Lots of developments on the macro front:
- The Biden administration purchased 3 million Bbls of oil for February delivery to refill the SPR (nearly 200 MM Bbls were released post Russia’s invasion of Ukraine). If this becomes a larger commitment to replenish the reserve, it should be supportive for oil prices. The Department of Energy also entered an emergency exchange agreement with Exxon (1.2 MM Bbls) and Phillips 66 (0.6 MM Bbls) to prevent disruptions from the Keystone pipeline outage.
- OPEC released its Monthly Oil Market Report showing OPEC production declining by 744 MB/d from October to November. The report also highlighted surging tanker rates, caused by refiners stockpiling crude ahead of EU sanctions on Russian oil (see our chart below). Some folks we talked with suggest that the release of this on-the-water storage in the face of strong Russian exports may have contributed to recent weakness in crude prices. OPEC also believes that global demand in 2023 will grow by 2.2 MMB/d.
- The IEA also released its monthly report, suggesting 2023 demand growth of 1.7 MMB/d. The report also acknowledged that Russian exports have exceeded its forecasts but estimates they will have to shut in 400 MB/d of production in the face of sanctions.
BDTI Baltic Exchange Dirty Tanker Index (Worldscale)
Source: The Baltic Exchange, Bloomberg, L.P.

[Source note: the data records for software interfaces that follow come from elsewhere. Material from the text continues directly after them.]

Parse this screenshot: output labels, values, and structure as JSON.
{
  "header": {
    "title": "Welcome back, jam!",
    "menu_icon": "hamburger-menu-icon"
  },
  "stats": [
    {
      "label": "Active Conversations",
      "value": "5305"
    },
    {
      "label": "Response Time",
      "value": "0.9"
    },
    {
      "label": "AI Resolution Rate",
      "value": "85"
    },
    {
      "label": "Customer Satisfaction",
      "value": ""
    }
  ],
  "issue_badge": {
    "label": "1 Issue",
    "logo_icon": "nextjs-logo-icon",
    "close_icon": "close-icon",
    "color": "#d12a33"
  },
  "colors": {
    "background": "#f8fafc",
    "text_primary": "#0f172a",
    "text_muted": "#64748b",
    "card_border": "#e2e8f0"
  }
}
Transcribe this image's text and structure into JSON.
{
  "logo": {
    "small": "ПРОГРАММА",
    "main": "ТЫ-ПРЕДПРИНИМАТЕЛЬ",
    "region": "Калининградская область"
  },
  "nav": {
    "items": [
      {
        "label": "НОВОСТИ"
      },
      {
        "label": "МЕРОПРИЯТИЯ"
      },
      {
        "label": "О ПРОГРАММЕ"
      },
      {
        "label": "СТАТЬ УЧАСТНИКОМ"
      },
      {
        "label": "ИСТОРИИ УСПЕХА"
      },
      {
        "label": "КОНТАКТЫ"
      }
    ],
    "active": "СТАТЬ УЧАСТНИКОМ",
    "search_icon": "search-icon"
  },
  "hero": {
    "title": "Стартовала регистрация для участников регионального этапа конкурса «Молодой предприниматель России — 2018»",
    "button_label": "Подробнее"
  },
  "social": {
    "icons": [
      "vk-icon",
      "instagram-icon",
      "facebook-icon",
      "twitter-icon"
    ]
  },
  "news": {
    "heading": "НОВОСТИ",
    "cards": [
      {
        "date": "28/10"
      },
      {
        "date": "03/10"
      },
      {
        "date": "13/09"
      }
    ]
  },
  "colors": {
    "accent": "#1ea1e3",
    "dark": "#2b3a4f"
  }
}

This was the week for buybacks. In an amazing reversal of fortunes over the past year, PBF announced that its board authorized $500mm of share repurchases. DINO also bought in 1 million shares (of 5 million total) offered by major shareholder REH Company (formerly The Sinclair Companies); however, this buyback was not part of its previously announced $1B share repurchase program.
A tough week for inventories, with large builds across the complex. Notably, the adjustment factor (missing barrels) this week was 2.3 MM Bbls, likely due to poor weather causing an overestimate of exports. Nevertheless, crack spreads increased for the week.
Product Inventory, Demand, and Margin Charts
(Shaded areas show the 5-year range)
Source for Margin Charts: Bloomberg, LP.